[Interface dataset entries]
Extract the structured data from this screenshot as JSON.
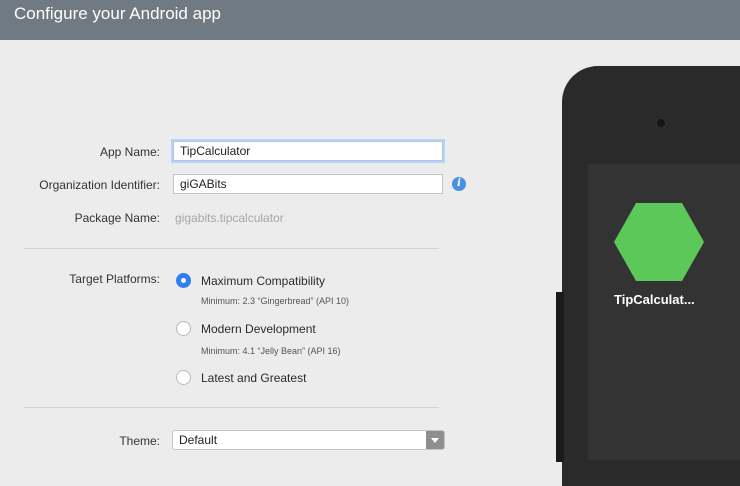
{
  "header": {
    "title": "Configure your Android app"
  },
  "form": {
    "app_name_label": "App Name:",
    "app_name_value": "TipCalculator",
    "org_id_label": "Organization Identifier:",
    "org_id_value": "giGABits",
    "package_label": "Package Name:",
    "package_value": "gigabits.tipcalculator",
    "target_label": "Target Platforms:",
    "platforms": [
      {
        "label": "Maximum Compatibility",
        "sub": "Minimum: 2.3 “Gingerbread” (API 10)",
        "checked": true
      },
      {
        "label": "Modern Development",
        "sub": "Minimum: 4.1 “Jelly Bean” (API 16)",
        "checked": false
      },
      {
        "label": "Latest and Greatest",
        "sub": "",
        "checked": false
      }
    ],
    "theme_label": "Theme:",
    "theme_value": "Default"
  },
  "preview": {
    "app_name": "TipCalculat...",
    "icon_color": "#5dc85a"
  },
  "colors": {
    "header_bg": "#6f7a82",
    "accent": "#2f80ed"
  }
}
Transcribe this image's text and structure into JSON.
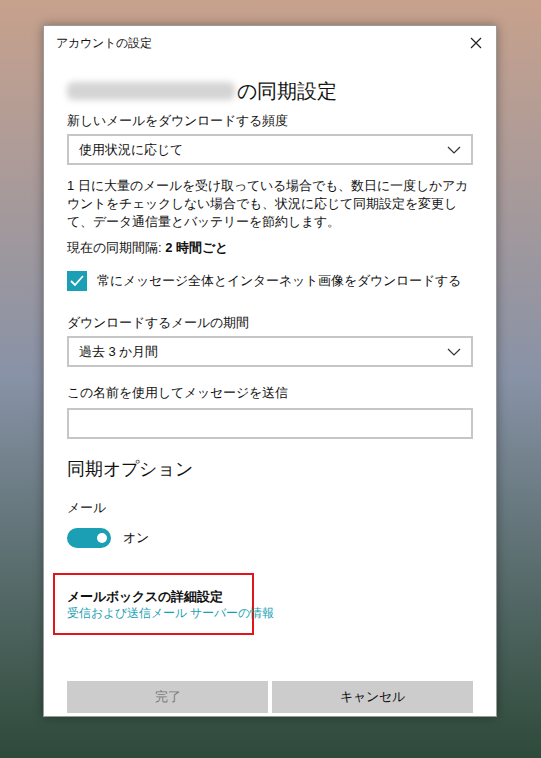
{
  "window": {
    "title": "アカウントの設定"
  },
  "heading": {
    "suffix": "の同期設定"
  },
  "frequency": {
    "label": "新しいメールをダウンロードする頻度",
    "value": "使用状況に応じて"
  },
  "description": "1 日に大量のメールを受け取っている場合でも、数日に一度しかアカウントをチェックしない場合でも、状況に応じて同期設定を変更して、データ通信量とバッテリーを節約します。",
  "interval": {
    "label": "現在の同期間隔: ",
    "value": "2 時間ごと"
  },
  "full_download": {
    "label": "常にメッセージ全体とインターネット画像をダウンロードする",
    "checked": true
  },
  "period": {
    "label": "ダウンロードするメールの期間",
    "value": "過去 3 か月間"
  },
  "sender_name": {
    "label": "この名前を使用してメッセージを送信",
    "value": ""
  },
  "sync_options": {
    "title": "同期オプション",
    "mail": {
      "label": "メール",
      "on": true,
      "state_label": "オン"
    }
  },
  "advanced": {
    "title": "メールボックスの詳細設定",
    "link": "受信および送信メール サーバーの情報",
    "highlighted": true
  },
  "buttons": [
    {
      "label": "完了",
      "disabled": true
    },
    {
      "label": "キャンセル",
      "disabled": false
    }
  ]
}
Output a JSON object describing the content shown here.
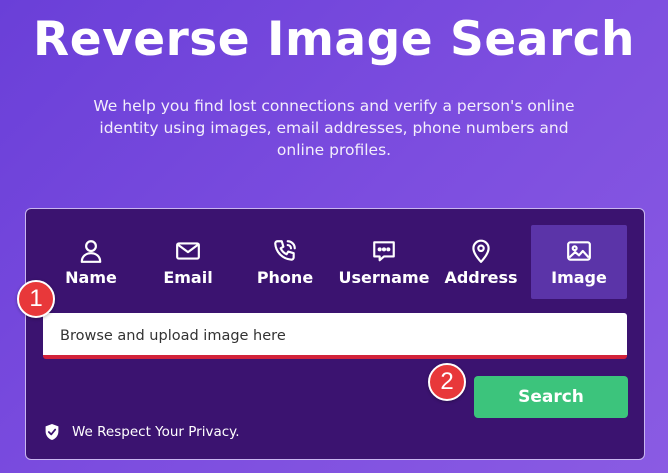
{
  "header": {
    "title": "Reverse Image Search",
    "subtitle": "We help you find lost connections and verify a person's online identity using images, email addresses, phone numbers and online profiles."
  },
  "tabs": [
    {
      "label": "Name",
      "icon": "person-icon",
      "active": false
    },
    {
      "label": "Email",
      "icon": "envelope-icon",
      "active": false
    },
    {
      "label": "Phone",
      "icon": "phone-icon",
      "active": false
    },
    {
      "label": "Username",
      "icon": "chat-icon",
      "active": false
    },
    {
      "label": "Address",
      "icon": "map-pin-icon",
      "active": false
    },
    {
      "label": "Image",
      "icon": "image-icon",
      "active": true
    }
  ],
  "upload": {
    "placeholder": "Browse and upload image here"
  },
  "search_label": "Search",
  "privacy_text": "We Respect Your Privacy.",
  "callouts": [
    "1",
    "2"
  ],
  "colors": {
    "card": "#3b1370",
    "active_tab": "#5b34a8",
    "search_button": "#3cc47c",
    "upload_underline": "#d2223a",
    "callout": "#e8383a"
  }
}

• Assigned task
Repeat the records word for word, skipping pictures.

• Expected answer
Extract the structured data from this screenshot as JSON.
{
  "header": {
    "title": "Configure your Android app"
  },
  "form": {
    "app_name_label": "App Name:",
    "app_name_value": "TipCalculator",
    "org_id_label": "Organization Identifier:",
    "org_id_value": "giGABits",
    "package_label": "Package Name:",
    "package_value": "gigabits.tipcalculator",
    "target_label": "Target Platforms:",
    "platforms": [
      {
        "label": "Maximum Compatibility",
        "sub": "Minimum: 2.3 “Gingerbread” (API 10)",
        "checked": true
      },
      {
        "label": "Modern Development",
        "sub": "Minimum: 4.1 “Jelly Bean” (API 16)",
        "checked": false
      },
      {
        "label": "Latest and Greatest",
        "sub": "",
        "checked": false
      }
    ],
    "theme_label": "Theme:",
    "theme_value": "Default"
  },
  "preview": {
    "app_name": "TipCalculat...",
    "icon_color": "#5dc85a"
  },
  "colors": {
    "header_bg": "#6f7a82",
    "accent": "#2f80ed"
  }
}
Transcribe this image's text and structure into JSON.
{
  "window": {
    "title": "アカウントの設定"
  },
  "heading": {
    "suffix": "の同期設定"
  },
  "frequency": {
    "label": "新しいメールをダウンロードする頻度",
    "value": "使用状況に応じて"
  },
  "description": "1 日に大量のメールを受け取っている場合でも、数日に一度しかアカウントをチェックしない場合でも、状況に応じて同期設定を変更して、データ通信量とバッテリーを節約します。",
  "interval": {
    "label": "現在の同期間隔: ",
    "value": "2 時間ごと"
  },
  "full_download": {
    "label": "常にメッセージ全体とインターネット画像をダウンロードする",
    "checked": true
  },
  "period": {
    "label": "ダウンロードするメールの期間",
    "value": "過去 3 か月間"
  },
  "sender_name": {
    "label": "この名前を使用してメッセージを送信",
    "value": ""
  },
  "sync_options": {
    "title": "同期オプション",
    "mail": {
      "label": "メール",
      "on": true,
      "state_label": "オン"
    }
  },
  "advanced": {
    "title": "メールボックスの詳細設定",
    "link": "受信および送信メール サーバーの情報",
    "highlighted": true
  },
  "buttons": [
    {
      "label": "完了",
      "disabled": true
    },
    {
      "label": "キャンセル",
      "disabled": false
    }
  ]
}
Output a JSON object describing the content shown here.
{
  "header": {
    "title": "Reverse Image Search",
    "subtitle": "We help you find lost connections and verify a person's online identity using images, email addresses, phone numbers and online profiles."
  },
  "tabs": [
    {
      "label": "Name",
      "icon": "person-icon",
      "active": false
    },
    {
      "label": "Email",
      "icon": "envelope-icon",
      "active": false
    },
    {
      "label": "Phone",
      "icon": "phone-icon",
      "active": false
    },
    {
      "label": "Username",
      "icon": "chat-icon",
      "active": false
    },
    {
      "label": "Address",
      "icon": "map-pin-icon",
      "active": false
    },
    {
      "label": "Image",
      "icon": "image-icon",
      "active": true
    }
  ],
  "upload": {
    "placeholder": "Browse and upload image here"
  },
  "search_label": "Search",
  "privacy_text": "We Respect Your Privacy.",
  "callouts": [
    "1",
    "2"
  ],
  "colors": {
    "card": "#3b1370",
    "active_tab": "#5b34a8",
    "search_button": "#3cc47c",
    "upload_underline": "#d2223a",
    "callout": "#e8383a"
  }
}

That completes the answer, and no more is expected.